In 2014, Dutch designer Daan Roosegaarde created a bike path that glows at night thanks to absorbed solar energy. Now manufacturers are tackling larger roads, building energy-producing highways that can generate solar energy and send it directly to existing power grids. French infrastructure company Colas, a subsidiary of Bouygues SA, has developed “Wattway”, a photovoltaic (PV) road surface with planned projects across four continents.
Colas’ Wattway technology differs from other PV solutions in that it does not require need the existing road infrastructure to be re-engineered. Instead, thin PV panels are applied directly on the pavement. The concept aims to generate green electricity while also allowing uninterrupted traffic flow.
The 7-mm-thick panels are made from layered solar cells – similar to those used in flexible roof membranes – encapsulated in a resin substrate which keeps them rainproof. The composition allows the panels to adapt to thermal dilation and contraction in the underlying pavement. All electrical wiring is embedded within the road surface and an anti-slip surface made from crushed glass tops the panels. The rugged system is capable of withstanding the weight of an 18-wheeler truck.
“We wanted to find a second life for a road,” Philippe Harelle, the chief technology officer at Colas SA’s Wattway unit, told Bloomberg. “Solar farms use land that could otherwise be for agriculture, while the roads are free.”
In August, French energy minister Ségolène Royal inaugurated a new panel manufacturing plant located adjacent to Colas’ headquarters in the village of Tourouvre, in Normandy.

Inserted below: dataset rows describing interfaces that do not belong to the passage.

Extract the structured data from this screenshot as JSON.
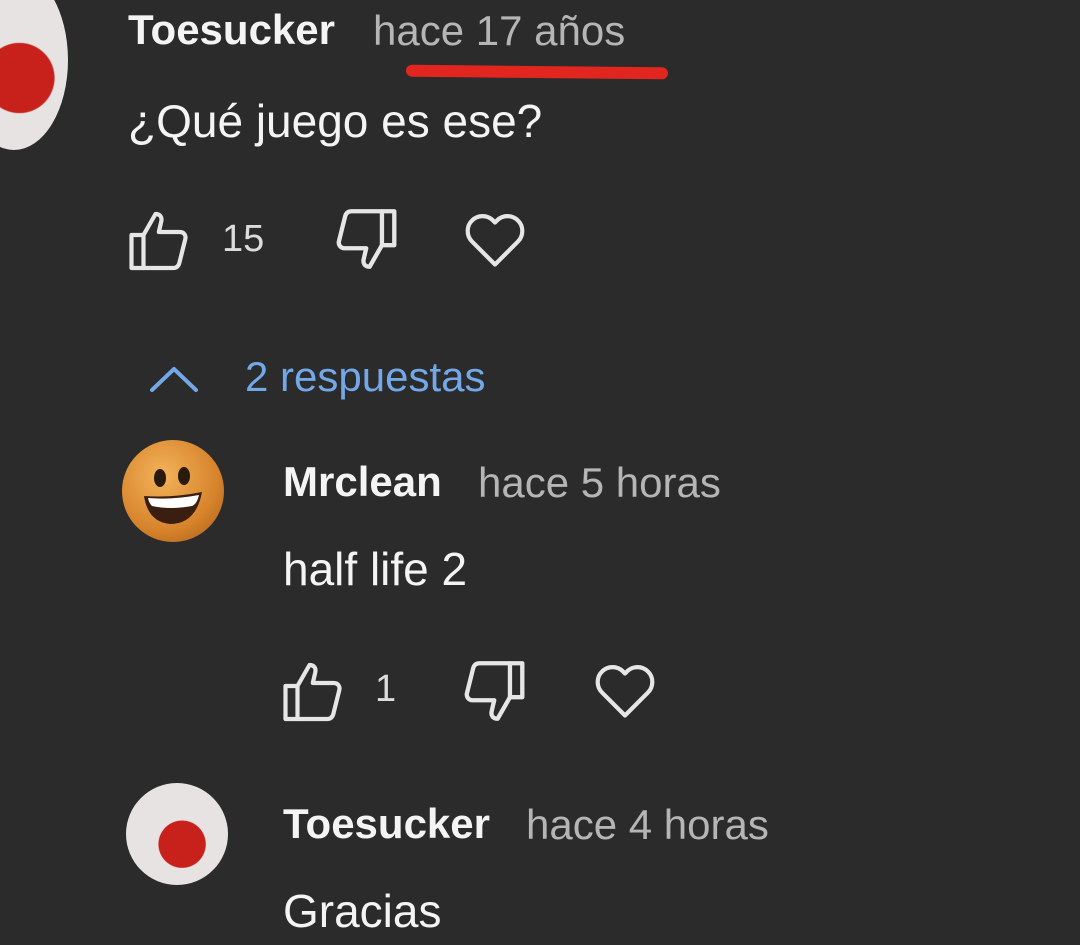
{
  "comments": [
    {
      "username": "Toesucker",
      "time": "hace 17 años",
      "text": "¿Qué juego es ese?",
      "likes": "15"
    },
    {
      "username": "Mrclean",
      "time": "hace 5 horas",
      "text": "half life 2",
      "likes": "1"
    },
    {
      "username": "Toesucker",
      "time": "hace 4 horas",
      "text": "Gracias"
    }
  ],
  "replies_toggle": {
    "label": "2 respuestas",
    "icon": "chevron-up-icon"
  },
  "annotation": {
    "underline_color": "#e0261f"
  },
  "colors": {
    "background": "#2b2b2b",
    "link": "#73a8e8",
    "text": "#f4f4f4",
    "muted": "#b5b5b5"
  }
}
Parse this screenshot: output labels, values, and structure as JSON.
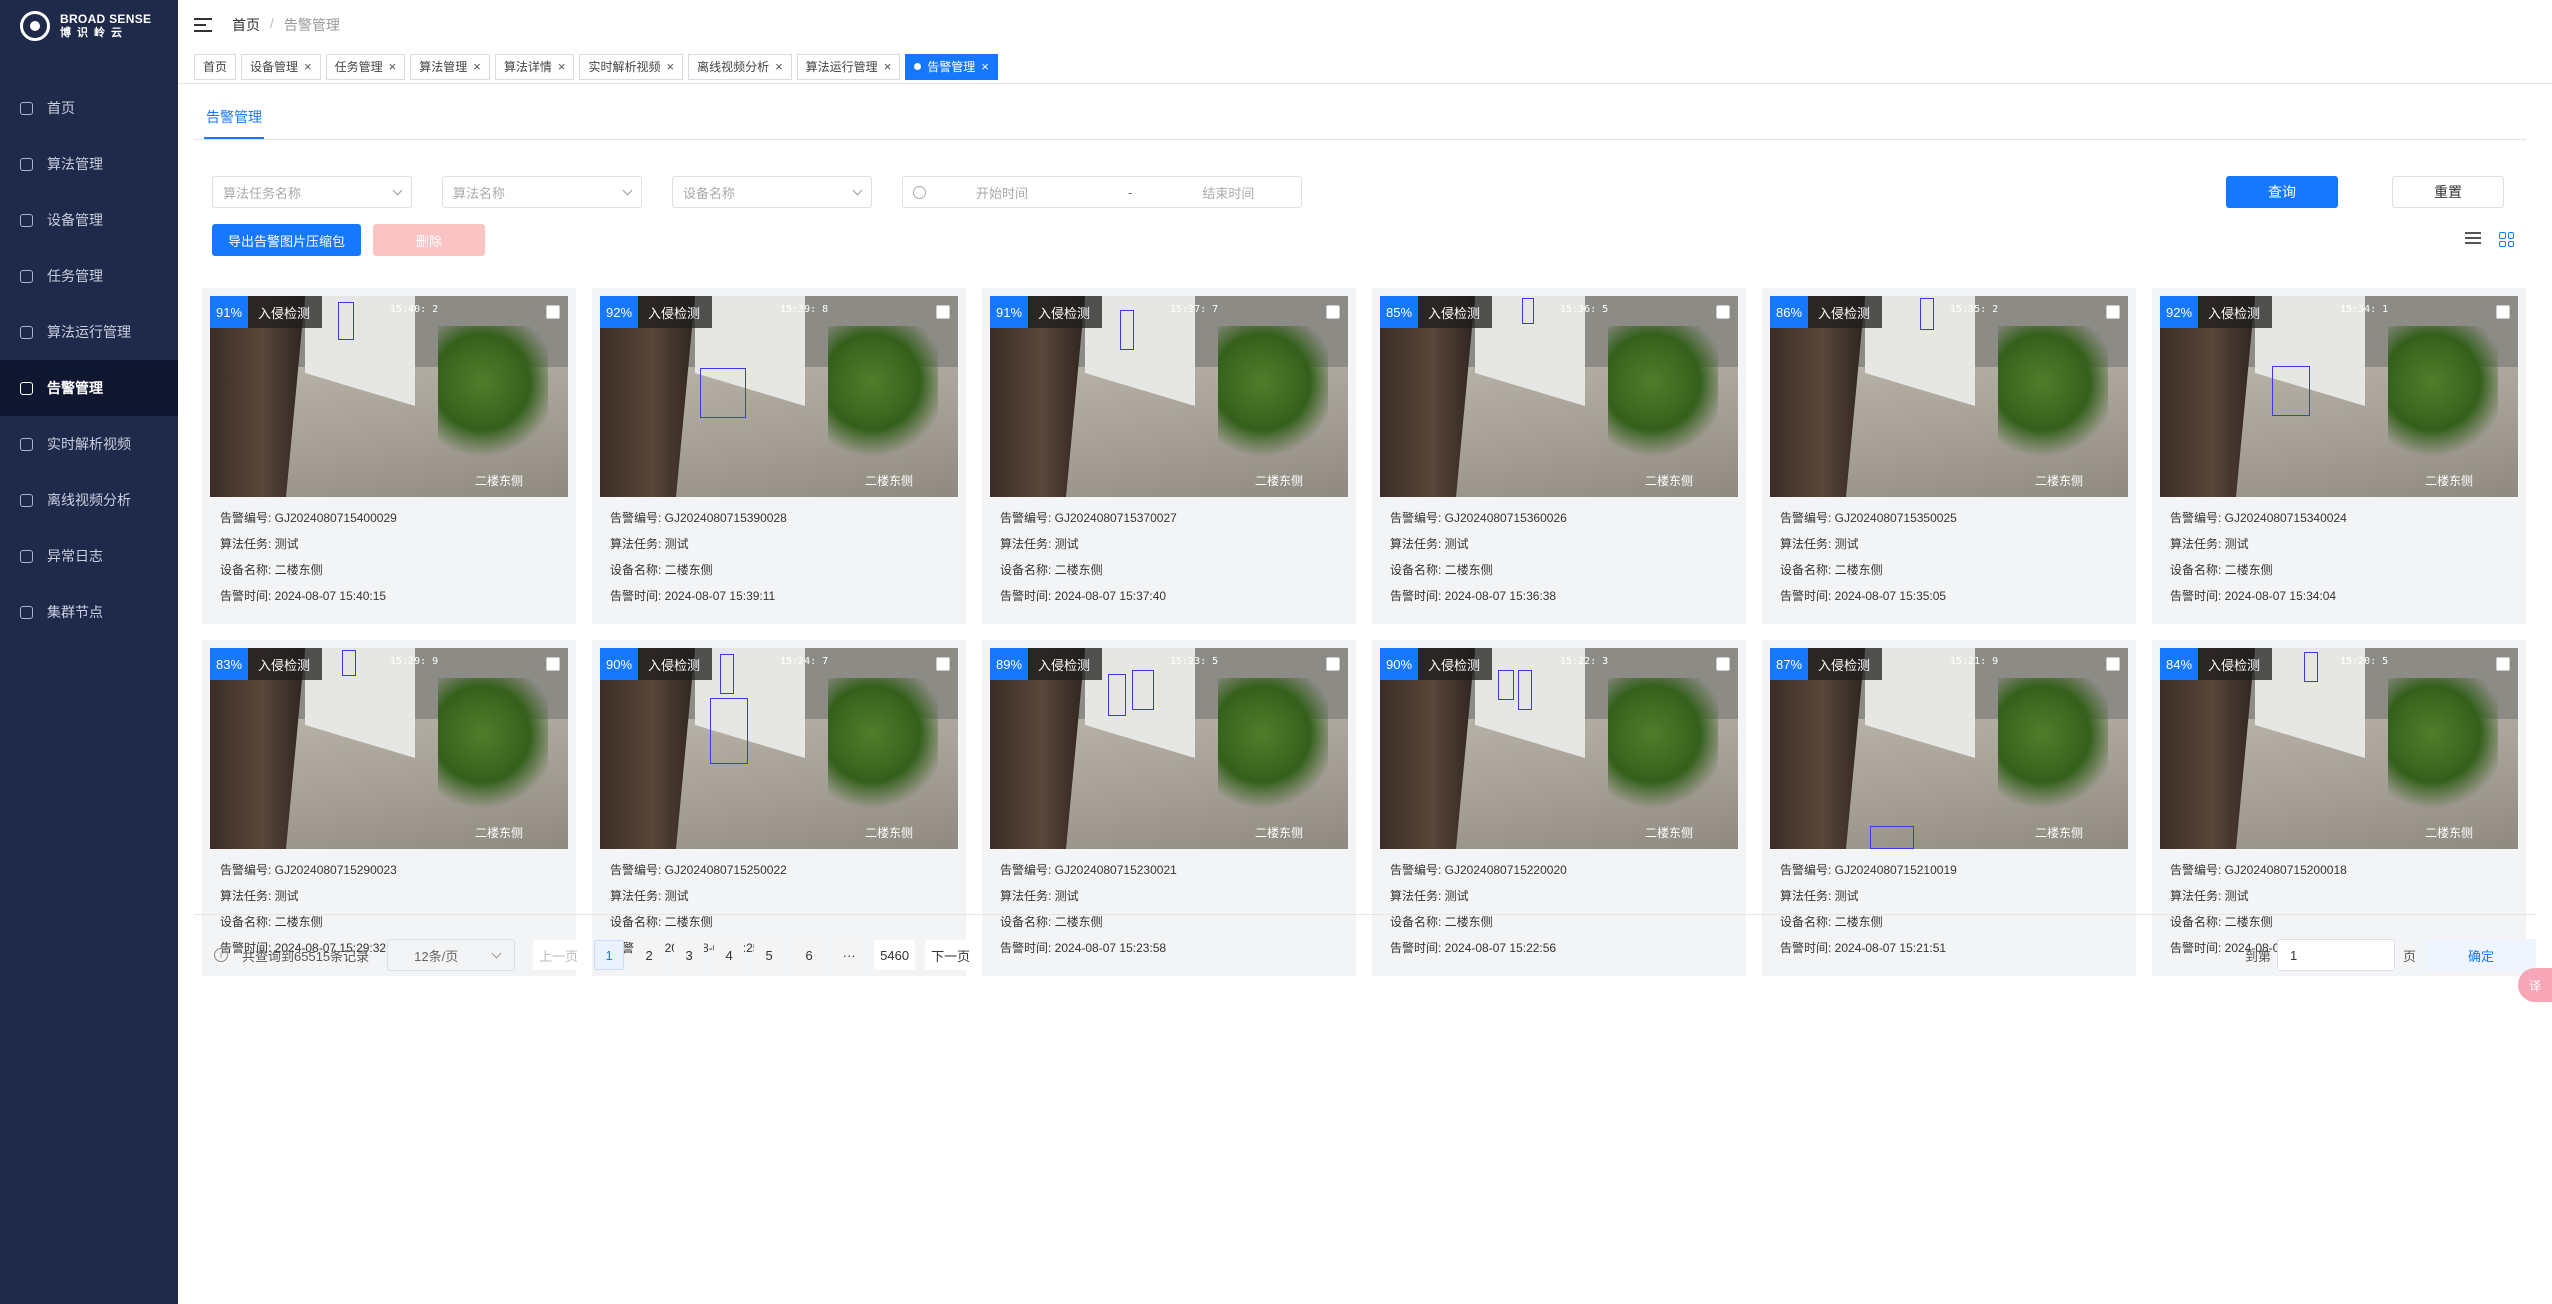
{
  "brand": {
    "en": "BROAD SENSE",
    "cn": "博识岭云"
  },
  "sidebar": {
    "items": [
      {
        "label": "首页",
        "icon": "home-icon",
        "active": false
      },
      {
        "label": "算法管理",
        "icon": "algorithm-icon",
        "active": false
      },
      {
        "label": "设备管理",
        "icon": "device-icon",
        "active": false
      },
      {
        "label": "任务管理",
        "icon": "task-icon",
        "active": false
      },
      {
        "label": "算法运行管理",
        "icon": "run-icon",
        "active": false
      },
      {
        "label": "告警管理",
        "icon": "alarm-icon",
        "active": true
      },
      {
        "label": "实时解析视频",
        "icon": "video-icon",
        "active": false
      },
      {
        "label": "离线视频分析",
        "icon": "offline-icon",
        "active": false
      },
      {
        "label": "异常日志",
        "icon": "log-icon",
        "active": false
      },
      {
        "label": "集群节点",
        "icon": "cluster-icon",
        "active": false
      }
    ]
  },
  "breadcrumb": {
    "home": "首页",
    "sep": "/",
    "current": "告警管理"
  },
  "tabs": [
    {
      "label": "首页",
      "closable": false,
      "active": false
    },
    {
      "label": "设备管理",
      "closable": true,
      "active": false
    },
    {
      "label": "任务管理",
      "closable": true,
      "active": false
    },
    {
      "label": "算法管理",
      "closable": true,
      "active": false
    },
    {
      "label": "算法详情",
      "closable": true,
      "active": false
    },
    {
      "label": "实时解析视频",
      "closable": true,
      "active": false
    },
    {
      "label": "离线视频分析",
      "closable": true,
      "active": false
    },
    {
      "label": "算法运行管理",
      "closable": true,
      "active": false
    },
    {
      "label": "告警管理",
      "closable": true,
      "active": true
    }
  ],
  "subtab": "告警管理",
  "filters": {
    "task_placeholder": "算法任务名称",
    "algo_placeholder": "算法名称",
    "device_placeholder": "设备名称",
    "start_placeholder": "开始时间",
    "range_sep": "-",
    "end_placeholder": "结束时间",
    "query_label": "查询",
    "reset_label": "重置"
  },
  "actions": {
    "export_label": "导出告警图片压缩包",
    "delete_label": "删除"
  },
  "labels": {
    "id": "告警编号: ",
    "task": "算法任务: ",
    "device": "设备名称: ",
    "time": "告警时间: "
  },
  "cards": [
    {
      "pct": "91%",
      "type": "入侵检测",
      "ts": "15:40: 2",
      "loc": "二楼东侧",
      "id": "GJ2024080715400029",
      "task": "测试",
      "device": "二楼东侧",
      "time": "2024-08-07 15:40:15"
    },
    {
      "pct": "92%",
      "type": "入侵检测",
      "ts": "15:39: 8",
      "loc": "二楼东侧",
      "id": "GJ2024080715390028",
      "task": "测试",
      "device": "二楼东侧",
      "time": "2024-08-07 15:39:11"
    },
    {
      "pct": "91%",
      "type": "入侵检测",
      "ts": "15:37: 7",
      "loc": "二楼东侧",
      "id": "GJ2024080715370027",
      "task": "测试",
      "device": "二楼东侧",
      "time": "2024-08-07 15:37:40"
    },
    {
      "pct": "85%",
      "type": "入侵检测",
      "ts": "15:36: 5",
      "loc": "二楼东侧",
      "id": "GJ2024080715360026",
      "task": "测试",
      "device": "二楼东侧",
      "time": "2024-08-07 15:36:38"
    },
    {
      "pct": "86%",
      "type": "入侵检测",
      "ts": "15:35: 2",
      "loc": "二楼东侧",
      "id": "GJ2024080715350025",
      "task": "测试",
      "device": "二楼东侧",
      "time": "2024-08-07 15:35:05"
    },
    {
      "pct": "92%",
      "type": "入侵检测",
      "ts": "15:34: 1",
      "loc": "二楼东侧",
      "id": "GJ2024080715340024",
      "task": "测试",
      "device": "二楼东侧",
      "time": "2024-08-07 15:34:04"
    },
    {
      "pct": "83%",
      "type": "入侵检测",
      "ts": "15:29: 9",
      "loc": "二楼东侧",
      "id": "GJ2024080715290023",
      "task": "测试",
      "device": "二楼东侧",
      "time": "2024-08-07 15:29:32"
    },
    {
      "pct": "90%",
      "type": "入侵检测",
      "ts": "15:24: 7",
      "loc": "二楼东侧",
      "id": "GJ2024080715250022",
      "task": "测试",
      "device": "二楼东侧",
      "time": "2024-08-07 15:25:00"
    },
    {
      "pct": "89%",
      "type": "入侵检测",
      "ts": "15:23: 5",
      "loc": "二楼东侧",
      "id": "GJ2024080715230021",
      "task": "测试",
      "device": "二楼东侧",
      "time": "2024-08-07 15:23:58"
    },
    {
      "pct": "90%",
      "type": "入侵检测",
      "ts": "15:22: 3",
      "loc": "二楼东侧",
      "id": "GJ2024080715220020",
      "task": "测试",
      "device": "二楼东侧",
      "time": "2024-08-07 15:22:56"
    },
    {
      "pct": "87%",
      "type": "入侵检测",
      "ts": "15:21: 9",
      "loc": "二楼东侧",
      "id": "GJ2024080715210019",
      "task": "测试",
      "device": "二楼东侧",
      "time": "2024-08-07 15:21:51"
    },
    {
      "pct": "84%",
      "type": "入侵检测",
      "ts": "15:20: 5",
      "loc": "二楼东侧",
      "id": "GJ2024080715200018",
      "task": "测试",
      "device": "二楼东侧",
      "time": "2024-08-07 15:20:48"
    }
  ],
  "pagination": {
    "total_text": "共查询到65515条记录",
    "page_size": "12条/页",
    "prev": "上一页",
    "pages": [
      "1",
      "2",
      "3",
      "4",
      "5",
      "6"
    ],
    "ellipsis": "···",
    "last": "5460",
    "next": "下一页",
    "goto_prefix": "到第",
    "goto_value": "1",
    "goto_suffix": "页",
    "confirm": "确定"
  },
  "float_button": "译",
  "colors": {
    "primary": "#1677ff",
    "sidebar": "#1f2a4a",
    "danger_light": "#fbc4c4"
  }
}
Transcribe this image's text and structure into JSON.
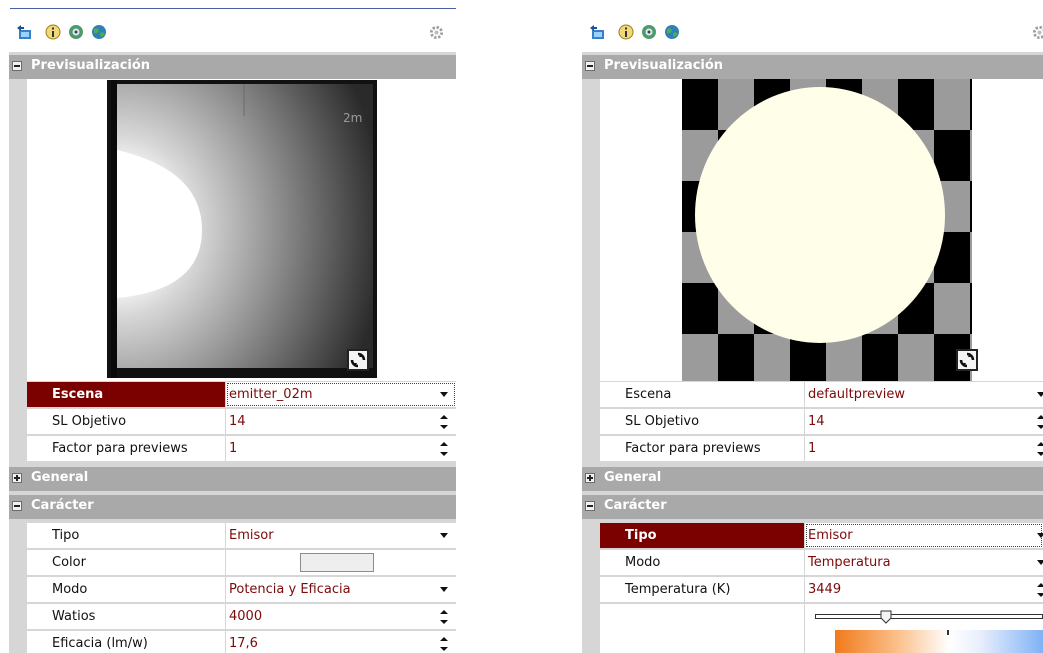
{
  "left_panel": {
    "icons": [
      "back-icon",
      "info-icon",
      "camera-icon",
      "globe-icon",
      "gear-icon"
    ],
    "sections": {
      "preview": {
        "title": "Previsualización",
        "expanded": true,
        "scene_label_overlay": "2m"
      },
      "general": {
        "title": "General",
        "expanded": false
      },
      "character": {
        "title": "Carácter",
        "expanded": true
      }
    },
    "preview_props": [
      {
        "label": "Escena",
        "value": "emitter_02m",
        "control": "dropdown",
        "selected": true
      },
      {
        "label": "SL Objetivo",
        "value": "14",
        "control": "spinner"
      },
      {
        "label": "Factor para previews",
        "value": "1",
        "control": "spinner"
      }
    ],
    "character_props": [
      {
        "label": "Tipo",
        "value": "Emisor",
        "control": "dropdown"
      },
      {
        "label": "Color",
        "value": "",
        "control": "color",
        "color": "#eeeeee"
      },
      {
        "label": "Modo",
        "value": "Potencia y Eficacia",
        "control": "dropdown"
      },
      {
        "label": "Watios",
        "value": "4000",
        "control": "spinner"
      },
      {
        "label": "Eficacia (lm/w)",
        "value": "17,6",
        "control": "spinner"
      }
    ]
  },
  "right_panel": {
    "icons": [
      "back-icon",
      "info-icon",
      "camera-icon",
      "globe-icon",
      "gear-icon"
    ],
    "sections": {
      "preview": {
        "title": "Previsualización",
        "expanded": true
      },
      "general": {
        "title": "General",
        "expanded": false
      },
      "character": {
        "title": "Carácter",
        "expanded": true
      }
    },
    "preview_props": [
      {
        "label": "Escena",
        "value": "defaultpreview",
        "control": "dropdown"
      },
      {
        "label": "SL Objetivo",
        "value": "14",
        "control": "spinner"
      },
      {
        "label": "Factor para previews",
        "value": "1",
        "control": "spinner"
      }
    ],
    "character_props": [
      {
        "label": "Tipo",
        "value": "Emisor",
        "control": "dropdown",
        "selected": true
      },
      {
        "label": "Modo",
        "value": "Temperatura",
        "control": "dropdown"
      },
      {
        "label": "Temperatura (K)",
        "value": "3449",
        "control": "spinner"
      }
    ],
    "temperature_slider": {
      "position": 0.31
    }
  },
  "colors": {
    "selected_row": "#7b0000",
    "value_text": "#7b0a0a",
    "section_header": "#a9a9a9",
    "sphere": "#fffee8"
  }
}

The panels were previously manufactured at the Institut National de l’Energie Solaire (INES) laboratory in Le Bourget-du-Lac, but the new facility is expected to speed up the production. Following five years of research and lab testing, a pilot project is underway near the plant to create a 1-kilometer-long solar road that will generate enough electicity to power public street lighting for a town of 5,000 inhabitants.
Colas is also constructing 100 field test sites. One site will be used to charge electric vehicles, another will power a small hydrogen production plant. Wattway has also installed its panels to illuminate electronic billboards.
“We need to test for all kinds of different traffic and climate conditions,” said Harelle. “I want to find the limits of it. We think that maybe it will not be able to withstand a snow plow.” The manufacturer says that a Wattway panel can last at least 10 years depending on the traffic, which speeds up wear. If the section is not covered by heavy traffic – a stadium parking lot for example – then Wattway panels can last roughly 20 years.
The French government has stated plans to pave 1,000 kilometers of road with solar panels over the next five years, and is supporting panel development with €5 million in state funding. When the project is complete, the electric roadways will be able to supply power for about 8% of the French population, or 5 million people.
The next two installations will be in Calgary, Canada and in Georgia, USA. Wattway also has projects planned in Africa, Japan and other European Union nations.
In the past five years, prices for solar technology prices have plummeted, making solar an economical alternative to fossil fuels. But costs of the solar roadway may remain an obstacle to wider commercial application. As reported by Bloomberg, a square meter of solar road (including monitoring, data collection and installation) currently costs €2,500. Wattway says it can make the price competitive with traditional solar farms by 2020.
As for incorporating PV in civil infrastructure, Bloomberg New Energy Finance analyst Pietro Radoia said, “On roads, I don’t think that it will really take off unless there’s a shortage of land sometime in the future.”’
Colas will include Wattway panels in their product line in 2017, even offering larger sized panel surfaces. A spokeman said they plan to commercialize the technology in 2018, and expect to have the product available within the next three years for installation on private roads and driveways.